Candidates Three and Four

There is a degree of freedom in weaving Exhibit(ion) pieces, because I only answer to myself, without worrying about the client's possible expectations. Having said that, I am still trying to get my hear around the merit of the individual pieces vs. the integrity of the Exhibit(ion).

The second warp was in brighter mid-blue 100% merino wool, 110/2; the sett was 18 DPI, and once again, in 14-end straight draw; Shafts 15 and 16 weaving two ends of plain weave at both selvedges.

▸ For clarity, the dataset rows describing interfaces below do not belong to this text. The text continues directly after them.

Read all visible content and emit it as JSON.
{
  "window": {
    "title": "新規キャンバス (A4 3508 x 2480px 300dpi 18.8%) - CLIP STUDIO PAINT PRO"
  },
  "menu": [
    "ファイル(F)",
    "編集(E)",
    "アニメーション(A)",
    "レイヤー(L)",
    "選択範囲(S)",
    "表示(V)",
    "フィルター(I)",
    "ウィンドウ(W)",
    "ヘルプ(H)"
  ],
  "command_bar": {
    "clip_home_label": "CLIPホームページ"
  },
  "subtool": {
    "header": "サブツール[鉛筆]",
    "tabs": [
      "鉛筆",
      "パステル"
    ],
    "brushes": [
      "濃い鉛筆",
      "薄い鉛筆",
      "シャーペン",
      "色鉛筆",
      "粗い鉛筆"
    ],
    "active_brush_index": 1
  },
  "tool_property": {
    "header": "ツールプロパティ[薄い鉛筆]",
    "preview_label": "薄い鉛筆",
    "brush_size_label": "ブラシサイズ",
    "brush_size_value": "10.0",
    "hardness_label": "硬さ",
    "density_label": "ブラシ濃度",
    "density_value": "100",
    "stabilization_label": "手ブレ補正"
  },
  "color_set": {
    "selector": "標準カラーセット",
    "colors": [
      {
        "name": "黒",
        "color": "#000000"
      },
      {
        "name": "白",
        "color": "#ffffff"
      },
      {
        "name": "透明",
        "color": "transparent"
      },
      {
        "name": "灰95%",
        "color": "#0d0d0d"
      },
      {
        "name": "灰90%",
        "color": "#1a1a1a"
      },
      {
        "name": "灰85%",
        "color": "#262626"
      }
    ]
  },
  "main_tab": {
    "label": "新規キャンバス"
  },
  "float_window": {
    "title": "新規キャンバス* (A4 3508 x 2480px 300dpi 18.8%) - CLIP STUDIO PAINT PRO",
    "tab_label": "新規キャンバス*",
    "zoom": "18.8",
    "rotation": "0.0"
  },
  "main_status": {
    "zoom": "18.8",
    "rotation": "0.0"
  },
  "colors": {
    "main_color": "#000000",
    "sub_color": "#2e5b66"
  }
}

In the third piece, I used a teal-colored possum/merino/silk blend in the weft. The main part with long curves is woven in a modified version of #44659 from Kris Bruland's Handweaing.net; at each ends there are short portions of modified #31216 to represent the sand and the water's edge. This is the more-my-style effort after the hissy fit concerning the first two pieces.

I contemplated for a very long time whether to embellish this piece with small glass beads, not only in the selvedges and fringes, but in the main body of the shawl to accentuate the curves, but in the end I vetoed the idea, as I would really like the pattern (weave structure) to be seen. I like this piece better than the first two, because if nothing else, it looks and feels a little more familiar to me, and it shows off the weave structure, but I am aware this (or anything in "my style") may not be a particularly noticeable piece in an Exhibit(ion).

I was also reminded that "my" weaving is harder to photograph as there is usually less contrast in hue/value; my camera was whizzing trying to find good spots to focus.

In the fourth piece, I used the same 100% merino as in the warp, but in variegated pale blue, a combination expected to produce the thinnest textile thus far. The weave is a modified version of "Merk's Fabric", (the pink dinosaur) on pages 12-13 of "The Best of Weavers: Twill Thrills" (XRX Books, 2004). I chose this weft color because I wanted to show the sea foam as well as the water, but in retrospect I wished I had chosen a color more similar in value to the warp to show off the weave structure. (Although, because of the contrast, this piece was much easier to photograph than the third piece.)

This shawl has particularly fine (2+2 ends) fringes which were intended to match the weave and the anticipated fineness of the cloth: the shawl fluffed up in the wet finish, and the fringes are too light-weight to hang properly, so I think I will return to my regular size (4+4 or 6+6 ends) fringes, which also takes up far shorter time. The textile has a lovely spongy feel.

Thus far, I have created four pieces with quite diverse looks and textures, and the phrase that keeps haunting me is "all over the place". "My style" is less striking from a distance and I worry how they would look in an Exhibit(ion).


Beryl Moody said...

Thanks for putting in the link to the draft for the shawl that looks like an undulating twill. I have used several drafts from this book myself.

My advice (for what it is worth) is not to worry about being "all over the place". I find that there is always a person who will love those pieces you are most worried about:-)

Meg said...

No problem, Beryl. I need to keep reminding myself exactly what you said; so true.